• YOUR TASK: Every record shown here must be duplicated without change.

• DATA UNDER STUDY:
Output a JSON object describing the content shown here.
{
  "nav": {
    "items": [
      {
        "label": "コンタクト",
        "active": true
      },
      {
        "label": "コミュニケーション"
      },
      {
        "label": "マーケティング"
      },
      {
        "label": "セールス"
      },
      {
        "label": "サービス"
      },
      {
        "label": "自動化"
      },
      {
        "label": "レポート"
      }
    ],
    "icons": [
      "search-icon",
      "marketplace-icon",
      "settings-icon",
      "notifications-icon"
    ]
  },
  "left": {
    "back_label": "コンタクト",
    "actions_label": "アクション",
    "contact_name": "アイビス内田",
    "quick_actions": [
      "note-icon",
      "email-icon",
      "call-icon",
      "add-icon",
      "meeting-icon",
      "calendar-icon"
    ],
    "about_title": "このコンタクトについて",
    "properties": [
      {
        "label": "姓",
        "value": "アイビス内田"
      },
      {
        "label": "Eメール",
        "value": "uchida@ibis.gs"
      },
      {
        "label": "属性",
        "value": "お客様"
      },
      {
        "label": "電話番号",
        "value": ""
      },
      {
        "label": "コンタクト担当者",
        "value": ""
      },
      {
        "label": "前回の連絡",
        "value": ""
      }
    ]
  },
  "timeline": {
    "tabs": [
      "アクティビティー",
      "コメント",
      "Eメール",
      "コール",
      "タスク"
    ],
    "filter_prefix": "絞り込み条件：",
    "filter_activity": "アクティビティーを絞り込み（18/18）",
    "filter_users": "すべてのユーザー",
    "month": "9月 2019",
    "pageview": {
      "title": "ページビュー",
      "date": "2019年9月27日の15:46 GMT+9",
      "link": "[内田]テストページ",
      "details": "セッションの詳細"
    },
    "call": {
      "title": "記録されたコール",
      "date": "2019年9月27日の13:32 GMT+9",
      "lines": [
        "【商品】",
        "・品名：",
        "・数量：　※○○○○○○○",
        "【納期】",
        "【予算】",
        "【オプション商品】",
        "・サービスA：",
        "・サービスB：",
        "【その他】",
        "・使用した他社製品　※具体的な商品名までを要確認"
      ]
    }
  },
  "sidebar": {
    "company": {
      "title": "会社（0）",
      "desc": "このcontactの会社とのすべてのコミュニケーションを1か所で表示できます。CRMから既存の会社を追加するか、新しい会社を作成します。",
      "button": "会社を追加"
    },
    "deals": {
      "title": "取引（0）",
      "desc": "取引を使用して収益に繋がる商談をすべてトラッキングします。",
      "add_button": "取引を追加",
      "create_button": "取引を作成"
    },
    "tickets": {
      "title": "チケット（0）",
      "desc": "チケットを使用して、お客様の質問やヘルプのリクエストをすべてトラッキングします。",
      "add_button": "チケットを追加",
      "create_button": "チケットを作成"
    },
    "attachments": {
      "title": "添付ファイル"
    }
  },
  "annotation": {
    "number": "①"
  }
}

• COMPLETED EXERCISE:
Output a JSON object describing the content shown here.
{
  "nav": {
    "items": [
      {
        "label": "コンタクト",
        "active": true
      },
      {
        "label": "コミュニケーション"
      },
      {
        "label": "マーケティング"
      },
      {
        "label": "セールス"
      },
      {
        "label": "サービス"
      },
      {
        "label": "自動化"
      },
      {
        "label": "レポート"
      }
    ],
    "icons": [
      "search-icon",
      "marketplace-icon",
      "settings-icon",
      "notifications-icon"
    ]
  },
  "left": {
    "back_label": "コンタクト",
    "actions_label": "アクション",
    "contact_name": "アイビス内田",
    "quick_actions": [
      "note-icon",
      "email-icon",
      "call-icon",
      "add-icon",
      "meeting-icon",
      "calendar-icon"
    ],
    "about_title": "このコンタクトについて",
    "properties": [
      {
        "label": "姓",
        "value": "アイビス内田"
      },
      {
        "label": "Eメール",
        "value": "uchida@ibis.gs"
      },
      {
        "label": "属性",
        "value": "お客様"
      },
      {
        "label": "電話番号",
        "value": ""
      },
      {
        "label": "コンタクト担当者",
        "value": ""
      },
      {
        "label": "前回の連絡",
        "value": ""
      }
    ]
  },
  "timeline": {
    "tabs": [
      "アクティビティー",
      "コメント",
      "Eメール",
      "コール",
      "タスク"
    ],
    "filter_prefix": "絞り込み条件：",
    "filter_activity": "アクティビティーを絞り込み（18/18）",
    "filter_users": "すべてのユーザー",
    "month": "9月 2019",
    "pageview": {
      "title": "ページビュー",
      "date": "2019年9月27日の15:46 GMT+9",
      "link": "[内田]テストページ",
      "details": "セッションの詳細"
    },
    "call": {
      "title": "記録されたコール",
      "date": "2019年9月27日の13:32 GMT+9",
      "lines": [
        "【商品】",
        "・品名：",
        "・数量：　※○○○○○○○",
        "【納期】",
        "【予算】",
        "【オプション商品】",
        "・サービスA：",
        "・サービスB：",
        "【その他】",
        "・使用した他社製品　※具体的な商品名までを要確認"
      ]
    }
  },
  "sidebar": {
    "company": {
      "title": "会社（0）",
      "desc": "このcontactの会社とのすべてのコミュニケーションを1か所で表示できます。CRMから既存の会社を追加するか、新しい会社を作成します。",
      "button": "会社を追加"
    },
    "deals": {
      "title": "取引（0）",
      "desc": "取引を使用して収益に繋がる商談をすべてトラッキングします。",
      "add_button": "取引を追加",
      "create_button": "取引を作成"
    },
    "tickets": {
      "title": "チケット（0）",
      "desc": "チケットを使用して、お客様の質問やヘルプのリクエストをすべてトラッキングします。",
      "add_button": "チケットを追加",
      "create_button": "チケットを作成"
    },
    "attachments": {
      "title": "添付ファイル"
    }
  },
  "annotation": {
    "number": "①"
  }
}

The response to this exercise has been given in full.